7) Stop implementing zero tolerance policies and rules based on one incident or what could go wrong! Every situation, child and incident is different so treat it that way. Treat mistakes as an opportunity to learn and grow and get better. For example, when a staff member or child or even you uses social media inappropriately don’t ban social media; instead, use it as an opportunity to teach a lesson about digital citizenship and developing a positive digital footprint.      

8) Stop putting up road blocks for your staff when they want to try and implement new things that might fail! Be the remover of road blocks… not the creator of them! Trust your staff and their expertise and get out of their way… unless they need your support or perspective and then offer it in a non-judgmental way!

9) Stop using Faculty Meetings as an opportunity to share information that could easily be shared in a memo, email or quick announcement. When you gather the staff, make it worth their time because it is precious!

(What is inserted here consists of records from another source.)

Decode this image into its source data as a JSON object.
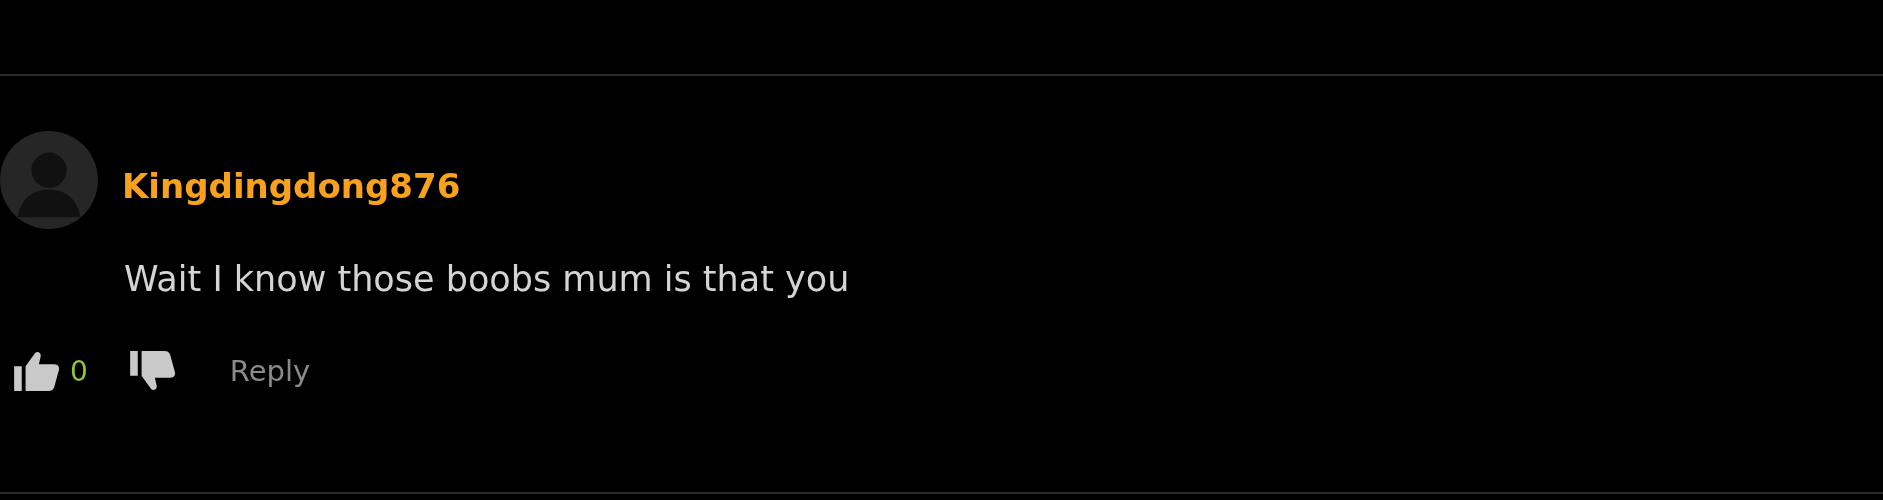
{
  "comment": {
    "author": "Kingdingdong876",
    "text": "Wait I know those boobs mum is that you",
    "likes": "0",
    "reply": "Reply"
  }
}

10) Remember, your work as an administrator is not about you! Your work as an effective administrator is about advocating for the needs of those around you and always doing what is in the best interest of a child! Be the voice for those without one.

11) And lastly… model what you expect of those around… model what you would want for your own children if they were in your school!

So, I am sorry to call you out sucky administrator, but there are way too many of you out there in the world of education! The time has come to change and get better because the current landscape of public education is not a positive one and we need leaders who will fight for what is right for our many educational communities. 

Please understand that I know I have many shortcomings myself and plenty of things I am sucky at too but I will continue to work on those because I try hard each day to avoid becoming a sucky administrator!


Tony Sinanis

So That’s That.  I enjoyed it, and I hope you did too.

Have An Excellent Day!


A Brilliant Talk About The Use Of Language And Sound

The Use Of Language And Sound

This talk, while not being one of the tear-jerking emotional TED-talks, certainly contains some very interesting and brilliant points that should be of interest to, not only “language professionals”, but any human who is, in any way, interested in effective communication.


What To Do With The Information

I feel that all teachers of The Common Tongue (or any branch of “traditional” English) should be incorporating into their teaching, the ideas that are stated in the first part of the talk about what the speaker refers to as “HAIL” – and ESPECIALLY using what he calls “The Seven Deadly Sins Of Speaking” to demonstrate what NOT to do when communicating with others.

Words, phrases, and habits of communication, which promote or practice any one of “The Seven Deadly Sins…” and/or do not practice the points of “HAIL“, are (in my opinion) nothing less than language pollution.

Language is the key to making any change in the world, whether it be beneficial or detrimental.  If we do not change the way we use our language, then we are not going to make any real or lasting change at all.


What the speaker touches upon in the second half of the talk – about the musical techniques of using sound in communication – are not only pretty cool, but (I think) should also be considered just as much a part of language as vocabulary and grammar.

To use an analogy – one could play all the correct notes of Beethoven’s 9th in precisely the proper order, but without cadence, pitch, timbre, and most importantly… Love, it would probably be about as “moving” as a ring-tone.

So let’s bring the music back into language by actually incorporating the philosophies in this talk, and making them a reality.  For “Ideas Worth Spreading” are of no use at all… unless we put them into action.

Have An Excellent Day!